Most recruiters are at breaking point as to how to handle CVs effectively, and quantity over quality is the constant issue.
To process the volume of applications generated from online job sites, many HR teams rely on automated keyword filters to sift CVs.
That might seem smart, but candidates who don’t include certain words that match the criteria set by the employer will immediately be discarded. Pity those highly suitable candidates that didn’t make the cut, simply because they chose to use alternative descriptive words in their CV.
It means that a lot of great talent is condemned to the reject file, without even being considered.
Candidates have a tougher application process than ever before and they are having to rely on the right keywords in order to make the initial selection. Unfortunately many keywords that appear in CVs do not reflect the actual candidate.
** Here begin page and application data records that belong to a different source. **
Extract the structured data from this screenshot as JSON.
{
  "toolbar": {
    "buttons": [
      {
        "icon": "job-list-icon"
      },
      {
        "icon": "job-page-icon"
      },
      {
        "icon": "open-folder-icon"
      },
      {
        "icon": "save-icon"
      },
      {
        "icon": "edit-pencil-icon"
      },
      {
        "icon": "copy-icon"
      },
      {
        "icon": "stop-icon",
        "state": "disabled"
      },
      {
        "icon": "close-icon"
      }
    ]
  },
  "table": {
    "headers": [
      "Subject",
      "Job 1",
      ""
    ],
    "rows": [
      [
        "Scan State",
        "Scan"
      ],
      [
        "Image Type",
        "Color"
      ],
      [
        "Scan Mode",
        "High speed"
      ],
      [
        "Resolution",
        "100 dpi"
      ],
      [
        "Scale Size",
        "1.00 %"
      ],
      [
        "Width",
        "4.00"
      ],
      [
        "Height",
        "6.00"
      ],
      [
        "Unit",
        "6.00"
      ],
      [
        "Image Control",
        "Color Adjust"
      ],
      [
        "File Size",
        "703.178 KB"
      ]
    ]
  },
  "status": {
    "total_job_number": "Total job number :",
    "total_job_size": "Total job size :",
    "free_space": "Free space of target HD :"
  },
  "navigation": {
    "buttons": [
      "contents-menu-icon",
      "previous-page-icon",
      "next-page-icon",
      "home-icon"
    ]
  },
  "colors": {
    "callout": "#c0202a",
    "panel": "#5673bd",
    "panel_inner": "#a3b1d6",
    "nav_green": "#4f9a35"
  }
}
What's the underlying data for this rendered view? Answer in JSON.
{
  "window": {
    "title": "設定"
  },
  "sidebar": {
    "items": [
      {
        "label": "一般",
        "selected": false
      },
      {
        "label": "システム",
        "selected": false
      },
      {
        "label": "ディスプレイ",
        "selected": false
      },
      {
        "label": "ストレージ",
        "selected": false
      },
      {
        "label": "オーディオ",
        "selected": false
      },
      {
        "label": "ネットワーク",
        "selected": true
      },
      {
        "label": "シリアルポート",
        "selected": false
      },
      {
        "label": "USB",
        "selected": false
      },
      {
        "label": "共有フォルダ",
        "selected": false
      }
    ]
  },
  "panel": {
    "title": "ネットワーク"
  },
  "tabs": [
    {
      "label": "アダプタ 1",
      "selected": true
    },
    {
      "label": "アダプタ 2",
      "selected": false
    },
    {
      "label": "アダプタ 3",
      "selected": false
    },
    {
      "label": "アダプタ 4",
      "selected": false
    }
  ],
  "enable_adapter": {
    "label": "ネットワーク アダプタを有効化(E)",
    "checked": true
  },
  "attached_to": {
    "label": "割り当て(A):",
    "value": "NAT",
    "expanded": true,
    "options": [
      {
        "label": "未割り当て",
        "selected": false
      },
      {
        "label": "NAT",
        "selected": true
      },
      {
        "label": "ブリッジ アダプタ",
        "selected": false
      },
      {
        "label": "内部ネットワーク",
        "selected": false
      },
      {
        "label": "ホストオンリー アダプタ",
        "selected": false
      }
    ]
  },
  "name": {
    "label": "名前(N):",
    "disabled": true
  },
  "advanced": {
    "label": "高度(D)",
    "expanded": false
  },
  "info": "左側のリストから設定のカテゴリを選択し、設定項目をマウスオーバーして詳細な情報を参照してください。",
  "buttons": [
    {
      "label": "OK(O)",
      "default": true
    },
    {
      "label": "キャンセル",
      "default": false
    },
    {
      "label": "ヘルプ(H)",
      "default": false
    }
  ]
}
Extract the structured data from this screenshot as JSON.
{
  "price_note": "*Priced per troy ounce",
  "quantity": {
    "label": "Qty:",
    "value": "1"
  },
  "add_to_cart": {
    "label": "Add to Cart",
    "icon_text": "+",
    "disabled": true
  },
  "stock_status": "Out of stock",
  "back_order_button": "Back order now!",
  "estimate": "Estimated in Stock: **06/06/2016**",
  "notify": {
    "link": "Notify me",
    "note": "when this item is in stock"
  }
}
Any candidate, good or bad, can add the keywords an employer is looking for – regardless of whether they actually have that skill.
The same applies to LinkedIn profiles: Users are renowned for overstating their skills, so how can a recruiter/employer find the right candidates based on a keyword search?
Advising candidates to copy keywords from a job description to their CV ridicules the recruitment screening process
Candidates will of course welcome advice and tips on how they can stand out and have their job application considered, but so-called ‘career coaches’ and ‘expert resume writers’ who constantly tweet the lines below are a nuisance for employers:
“#Jobseekers. Review the job ad & company website & mirror keywords in your resume that the employer uses.”
“#Resumetips: Beat the filters. Use keywords in your resume drawn from job descriptions or ads.”
These tips may help applicants in the selection process, initially at least, but this advice completely skews the keyword sift that so many employers rely on. Screening a text CV based on matching keywords to select talent is flawed. Employers and candidates deserve a fairer, more robust recruitment process.
See also: The diminishing value of a CV